#### [Exercise requirements]
Your answer must be every line of the data that contains "Addict".

#### [Given entries]
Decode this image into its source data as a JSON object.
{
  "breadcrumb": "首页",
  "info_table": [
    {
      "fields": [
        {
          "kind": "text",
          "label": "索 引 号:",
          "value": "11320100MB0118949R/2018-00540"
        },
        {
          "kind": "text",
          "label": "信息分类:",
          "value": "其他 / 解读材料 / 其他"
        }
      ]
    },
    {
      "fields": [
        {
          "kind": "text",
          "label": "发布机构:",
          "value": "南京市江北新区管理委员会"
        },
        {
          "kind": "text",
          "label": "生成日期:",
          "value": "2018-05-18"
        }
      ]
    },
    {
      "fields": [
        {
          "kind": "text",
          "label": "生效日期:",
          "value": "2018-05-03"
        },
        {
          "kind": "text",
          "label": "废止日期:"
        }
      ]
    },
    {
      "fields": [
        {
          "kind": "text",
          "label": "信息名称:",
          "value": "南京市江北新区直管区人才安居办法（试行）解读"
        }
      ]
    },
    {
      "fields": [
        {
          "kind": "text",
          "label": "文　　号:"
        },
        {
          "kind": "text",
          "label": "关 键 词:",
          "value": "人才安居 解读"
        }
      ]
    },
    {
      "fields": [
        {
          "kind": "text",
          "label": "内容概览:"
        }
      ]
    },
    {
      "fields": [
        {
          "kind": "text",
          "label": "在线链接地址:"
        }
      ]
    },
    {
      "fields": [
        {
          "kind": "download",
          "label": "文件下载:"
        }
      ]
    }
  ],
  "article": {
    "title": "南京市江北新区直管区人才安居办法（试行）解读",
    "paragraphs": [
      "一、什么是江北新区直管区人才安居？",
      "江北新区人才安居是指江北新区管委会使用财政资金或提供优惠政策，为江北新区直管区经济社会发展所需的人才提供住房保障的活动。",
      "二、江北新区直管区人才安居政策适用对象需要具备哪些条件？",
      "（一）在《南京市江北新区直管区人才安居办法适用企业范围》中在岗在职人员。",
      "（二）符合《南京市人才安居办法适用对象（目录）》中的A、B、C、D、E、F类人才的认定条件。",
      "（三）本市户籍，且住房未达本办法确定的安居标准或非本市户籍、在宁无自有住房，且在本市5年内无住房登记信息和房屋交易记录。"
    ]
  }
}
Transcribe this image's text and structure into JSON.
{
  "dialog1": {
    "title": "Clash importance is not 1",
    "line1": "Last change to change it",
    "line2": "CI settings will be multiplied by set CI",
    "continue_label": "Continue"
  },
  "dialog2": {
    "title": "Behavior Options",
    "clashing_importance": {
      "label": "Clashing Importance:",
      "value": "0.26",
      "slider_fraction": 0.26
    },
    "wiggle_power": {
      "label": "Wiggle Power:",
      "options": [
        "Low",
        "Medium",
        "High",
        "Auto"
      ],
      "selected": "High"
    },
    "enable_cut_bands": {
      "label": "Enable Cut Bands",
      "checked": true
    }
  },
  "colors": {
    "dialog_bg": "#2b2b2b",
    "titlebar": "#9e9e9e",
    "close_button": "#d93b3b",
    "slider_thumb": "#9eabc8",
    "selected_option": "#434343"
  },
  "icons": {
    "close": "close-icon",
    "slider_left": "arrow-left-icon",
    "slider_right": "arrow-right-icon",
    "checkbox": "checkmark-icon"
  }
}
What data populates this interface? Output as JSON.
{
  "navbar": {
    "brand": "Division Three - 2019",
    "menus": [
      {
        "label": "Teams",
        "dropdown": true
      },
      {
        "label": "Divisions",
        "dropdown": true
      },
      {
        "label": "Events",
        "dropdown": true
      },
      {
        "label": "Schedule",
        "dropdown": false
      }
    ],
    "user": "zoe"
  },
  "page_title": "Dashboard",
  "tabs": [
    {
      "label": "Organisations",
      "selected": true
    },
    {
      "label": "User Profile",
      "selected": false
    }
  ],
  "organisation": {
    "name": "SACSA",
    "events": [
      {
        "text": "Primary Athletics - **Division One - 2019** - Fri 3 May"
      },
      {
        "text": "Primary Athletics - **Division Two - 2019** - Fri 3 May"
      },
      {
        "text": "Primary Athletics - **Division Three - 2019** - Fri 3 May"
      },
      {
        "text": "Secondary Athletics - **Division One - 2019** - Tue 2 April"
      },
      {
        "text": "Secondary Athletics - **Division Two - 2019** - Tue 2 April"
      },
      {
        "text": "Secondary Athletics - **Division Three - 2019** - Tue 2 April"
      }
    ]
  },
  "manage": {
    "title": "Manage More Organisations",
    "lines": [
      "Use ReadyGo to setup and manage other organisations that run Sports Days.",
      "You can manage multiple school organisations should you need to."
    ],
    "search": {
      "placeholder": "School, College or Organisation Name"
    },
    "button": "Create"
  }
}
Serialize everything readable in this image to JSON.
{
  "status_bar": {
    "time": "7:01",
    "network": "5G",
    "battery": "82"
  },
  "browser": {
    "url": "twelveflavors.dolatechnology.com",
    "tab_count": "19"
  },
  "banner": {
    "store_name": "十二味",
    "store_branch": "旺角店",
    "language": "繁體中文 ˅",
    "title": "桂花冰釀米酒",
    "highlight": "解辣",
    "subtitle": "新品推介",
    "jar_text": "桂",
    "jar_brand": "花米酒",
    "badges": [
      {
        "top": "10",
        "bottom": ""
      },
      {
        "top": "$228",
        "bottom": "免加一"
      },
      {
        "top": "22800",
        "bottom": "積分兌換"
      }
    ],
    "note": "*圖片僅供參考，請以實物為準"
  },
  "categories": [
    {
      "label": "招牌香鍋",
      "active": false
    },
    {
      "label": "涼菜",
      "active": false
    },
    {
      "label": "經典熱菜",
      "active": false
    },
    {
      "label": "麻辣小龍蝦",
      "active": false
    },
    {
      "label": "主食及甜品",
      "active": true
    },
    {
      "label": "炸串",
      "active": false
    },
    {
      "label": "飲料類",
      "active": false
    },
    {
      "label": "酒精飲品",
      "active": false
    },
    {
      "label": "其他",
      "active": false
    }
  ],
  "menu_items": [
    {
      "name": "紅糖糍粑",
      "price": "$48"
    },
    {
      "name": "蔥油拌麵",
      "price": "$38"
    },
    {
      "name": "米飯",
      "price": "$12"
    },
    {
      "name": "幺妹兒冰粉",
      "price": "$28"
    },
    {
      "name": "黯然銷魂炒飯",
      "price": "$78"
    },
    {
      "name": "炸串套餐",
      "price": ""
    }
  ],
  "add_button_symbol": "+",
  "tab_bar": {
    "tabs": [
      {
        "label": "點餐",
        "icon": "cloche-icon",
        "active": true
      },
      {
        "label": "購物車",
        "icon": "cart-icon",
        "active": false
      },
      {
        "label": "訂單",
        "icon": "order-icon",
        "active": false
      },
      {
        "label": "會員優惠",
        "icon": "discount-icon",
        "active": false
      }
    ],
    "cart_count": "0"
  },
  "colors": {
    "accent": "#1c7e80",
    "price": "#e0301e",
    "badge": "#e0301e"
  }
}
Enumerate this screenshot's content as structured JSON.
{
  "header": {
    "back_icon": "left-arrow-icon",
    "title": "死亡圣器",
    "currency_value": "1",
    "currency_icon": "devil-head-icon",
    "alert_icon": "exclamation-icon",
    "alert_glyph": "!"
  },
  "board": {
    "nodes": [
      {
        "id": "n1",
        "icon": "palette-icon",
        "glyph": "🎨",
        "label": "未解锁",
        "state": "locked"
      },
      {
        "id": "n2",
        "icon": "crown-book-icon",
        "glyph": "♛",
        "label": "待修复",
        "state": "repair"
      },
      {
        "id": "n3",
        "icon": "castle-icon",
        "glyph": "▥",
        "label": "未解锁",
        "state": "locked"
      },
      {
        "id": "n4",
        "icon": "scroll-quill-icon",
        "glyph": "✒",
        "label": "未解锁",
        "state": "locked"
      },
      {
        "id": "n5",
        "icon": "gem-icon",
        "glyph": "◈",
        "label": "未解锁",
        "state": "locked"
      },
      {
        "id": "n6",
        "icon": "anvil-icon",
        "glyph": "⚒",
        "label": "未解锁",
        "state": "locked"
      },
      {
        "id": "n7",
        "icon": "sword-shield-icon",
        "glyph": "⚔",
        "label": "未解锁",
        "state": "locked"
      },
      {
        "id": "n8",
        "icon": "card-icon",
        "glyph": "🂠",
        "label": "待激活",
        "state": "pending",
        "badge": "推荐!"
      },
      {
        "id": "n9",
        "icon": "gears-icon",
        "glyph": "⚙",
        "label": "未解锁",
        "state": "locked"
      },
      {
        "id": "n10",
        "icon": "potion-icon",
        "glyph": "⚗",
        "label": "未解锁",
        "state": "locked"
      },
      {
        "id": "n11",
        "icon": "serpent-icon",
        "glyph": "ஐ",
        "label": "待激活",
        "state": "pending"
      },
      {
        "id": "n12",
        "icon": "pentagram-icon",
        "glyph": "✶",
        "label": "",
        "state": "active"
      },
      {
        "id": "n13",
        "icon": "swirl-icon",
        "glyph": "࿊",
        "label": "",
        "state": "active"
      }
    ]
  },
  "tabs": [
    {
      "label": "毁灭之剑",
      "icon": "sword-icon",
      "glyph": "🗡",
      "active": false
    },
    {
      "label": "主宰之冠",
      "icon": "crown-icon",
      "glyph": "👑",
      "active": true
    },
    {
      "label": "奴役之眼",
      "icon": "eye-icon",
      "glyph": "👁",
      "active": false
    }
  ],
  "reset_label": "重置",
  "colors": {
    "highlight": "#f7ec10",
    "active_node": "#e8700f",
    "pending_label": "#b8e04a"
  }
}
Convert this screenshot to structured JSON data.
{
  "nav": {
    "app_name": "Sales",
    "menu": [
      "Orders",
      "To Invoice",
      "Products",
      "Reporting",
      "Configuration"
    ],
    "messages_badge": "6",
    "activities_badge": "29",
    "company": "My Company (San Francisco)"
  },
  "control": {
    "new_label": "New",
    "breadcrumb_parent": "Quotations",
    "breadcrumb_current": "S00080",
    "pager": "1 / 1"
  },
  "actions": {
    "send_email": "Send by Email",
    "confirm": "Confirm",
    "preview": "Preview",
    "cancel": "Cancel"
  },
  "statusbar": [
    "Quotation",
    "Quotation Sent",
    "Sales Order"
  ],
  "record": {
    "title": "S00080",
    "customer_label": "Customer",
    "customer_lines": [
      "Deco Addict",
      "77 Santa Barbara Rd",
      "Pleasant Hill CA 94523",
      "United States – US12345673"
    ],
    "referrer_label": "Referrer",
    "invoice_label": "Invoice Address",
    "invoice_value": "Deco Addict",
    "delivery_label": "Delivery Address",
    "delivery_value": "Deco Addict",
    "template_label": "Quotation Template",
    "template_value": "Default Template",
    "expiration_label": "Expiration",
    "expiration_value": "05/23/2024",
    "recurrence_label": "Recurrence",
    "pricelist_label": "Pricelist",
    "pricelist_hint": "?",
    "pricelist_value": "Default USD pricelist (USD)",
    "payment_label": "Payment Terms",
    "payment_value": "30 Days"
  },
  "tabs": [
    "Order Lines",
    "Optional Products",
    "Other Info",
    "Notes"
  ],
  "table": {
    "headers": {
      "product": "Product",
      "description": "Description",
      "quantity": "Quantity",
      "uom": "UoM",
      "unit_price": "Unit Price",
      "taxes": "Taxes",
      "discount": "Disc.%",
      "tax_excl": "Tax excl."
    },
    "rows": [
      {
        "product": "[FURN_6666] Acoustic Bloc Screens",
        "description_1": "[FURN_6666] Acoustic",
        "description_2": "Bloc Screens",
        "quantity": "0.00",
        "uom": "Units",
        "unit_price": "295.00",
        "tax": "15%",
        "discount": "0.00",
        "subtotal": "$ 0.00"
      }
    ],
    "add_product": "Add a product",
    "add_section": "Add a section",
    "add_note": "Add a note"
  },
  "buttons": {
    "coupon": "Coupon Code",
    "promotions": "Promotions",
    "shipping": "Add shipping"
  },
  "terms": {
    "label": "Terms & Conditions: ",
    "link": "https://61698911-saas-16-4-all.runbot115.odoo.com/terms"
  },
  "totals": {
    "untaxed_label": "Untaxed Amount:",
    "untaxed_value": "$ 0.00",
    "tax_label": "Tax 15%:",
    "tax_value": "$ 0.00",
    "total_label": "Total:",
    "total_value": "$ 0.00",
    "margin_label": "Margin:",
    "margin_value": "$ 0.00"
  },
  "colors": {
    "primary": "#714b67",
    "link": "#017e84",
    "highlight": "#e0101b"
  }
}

#### [Reply to the task]
      "Deco Addict",
    "invoice_value": "Deco Addict",
    "delivery_value": "Deco Addict",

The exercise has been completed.